So when did we decide it was no longer appropriate to take a recess sometime during a busy and stressful day? When did we cross over from having the wisdom to appreciate the value of taking a play break to thinking it is necessary to drive ourselves into the ground every day?

The transition takes place when we lose our childlike sense of wonder about life. It happens when we give up living in the present moment in favor of worrying about the future and holding on to grudges from the past. It happens when we put limits on our imagination and our curiosity. And it happens when we stop taking recesses!

I know that very few businesses have playgrounds, although I have visited some who do! But we can all take the initiative to take little mini-breaks when we feel we are about ready to either explode or collapse. We can connect with the little kid we used to be by doing something fun every day…not counting going out to happy hour. I mean we should keep things around us that remind us of who we used to be before we started to carry the pressures of the world on our shoulders; things that can provide us with a little mental recess!

I’ve always loved to color and now it is all the rage! Get yourself a coloring book and see how it reduces your stress.

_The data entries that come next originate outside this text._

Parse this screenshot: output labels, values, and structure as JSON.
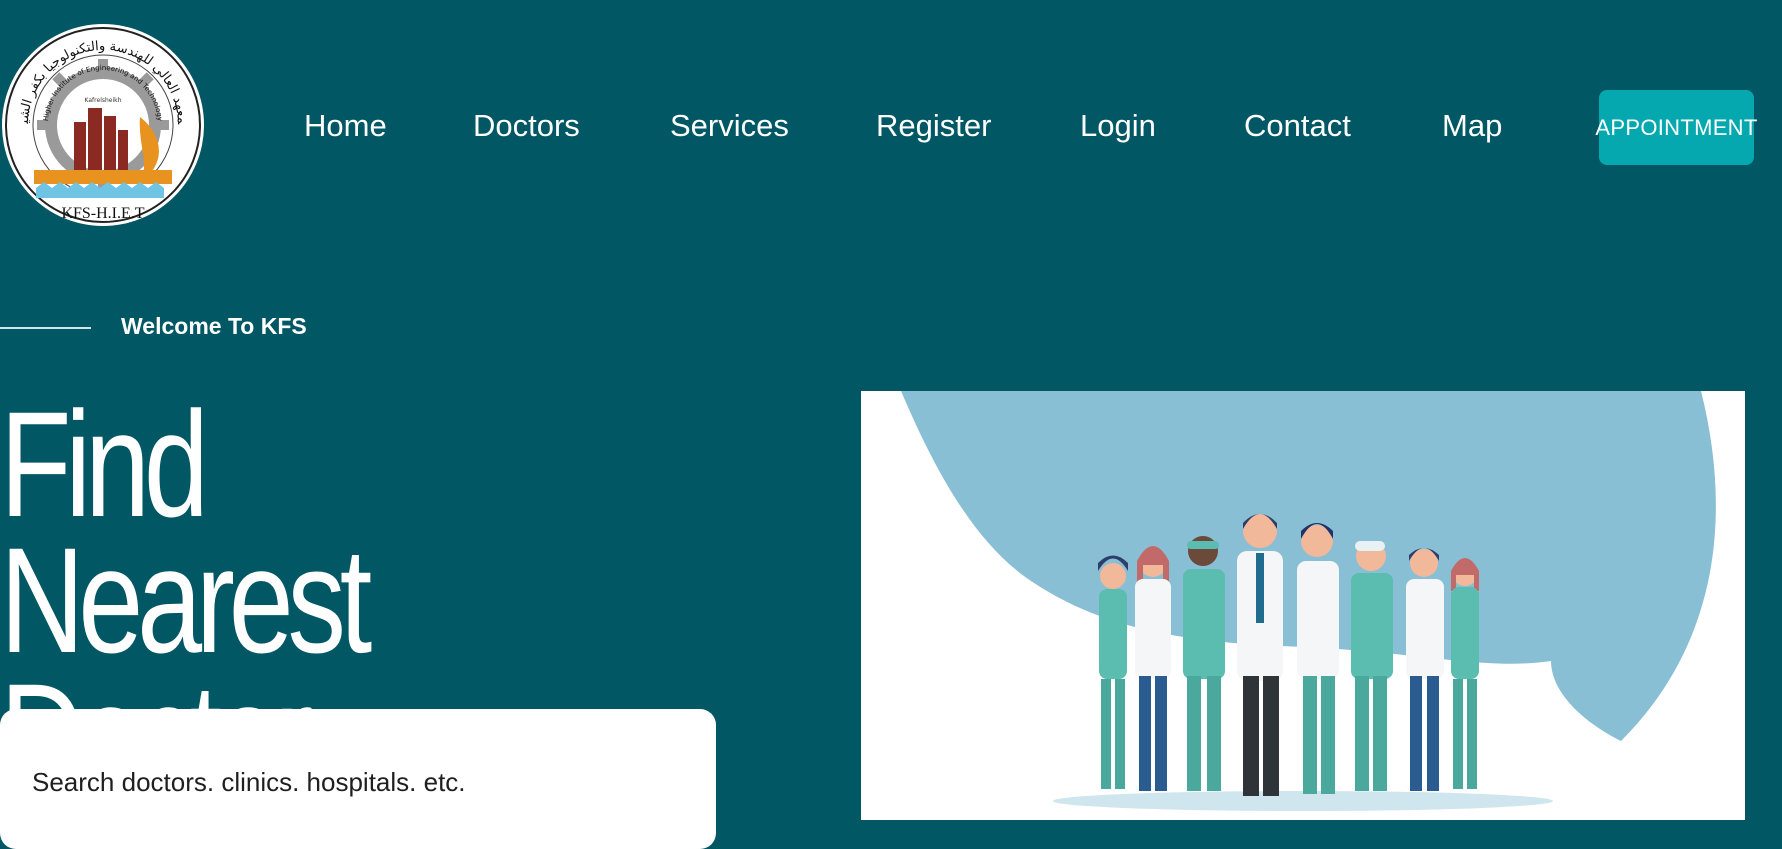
{
  "logo": {
    "arabic_arc_text": "المعهد العالي للهندسة والتكنولوجيا بكفر الشيخ",
    "english_arc_text": "Higher Institute of Engineering and Technology",
    "small_text": "Kafrelsheikh",
    "abbreviation": "KFS-H.I.E.T"
  },
  "nav": {
    "items": [
      "Home",
      "Doctors",
      "Services",
      "Register",
      "Login",
      "Contact",
      "Map"
    ],
    "appointment_label": "APPOINTMENT"
  },
  "hero": {
    "eyebrow": "Welcome To KFS",
    "headline_line1": "Find Nearest",
    "headline_line2": "Doctor.",
    "search_placeholder": "Search doctors. clinics. hospitals. etc."
  },
  "colors": {
    "background": "#015864",
    "accent_button": "#05a8ae",
    "illustration_blob": "#88bfd4",
    "illustration_scrubs": "#5bbcb0"
  },
  "illustration": {
    "icon": "medical-team-illustration"
  }
}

Try keeping bubbles in your car and when you’re stuck in traffic, see how many you can blow before you start moving again. Don’t be afraid to act silly every now and then! Remember that we are really just children in stretched out bodies! In chronological years, our childhood may be over, but that doesn’t mean we don’t need to play! Will it fix the world’s horrible global problems? No…but it just might get you through the daily frustrations and stresses in your own little world.

If you really want to get it right, follow a little child around and just observe. Of course, you really should know the child you are following! True, they don’t have the burdens and responsibilities that we have, but if we could recapture just a fraction of the joy they get out of simply being alive, we would probably never have our pants in a bunch again…at least they wouldn’t stay that way for long!

Linda Henley-Smith presents keynotes, workshops and coaching on how to find more joy in life. Check out www.lindahenley-smith.com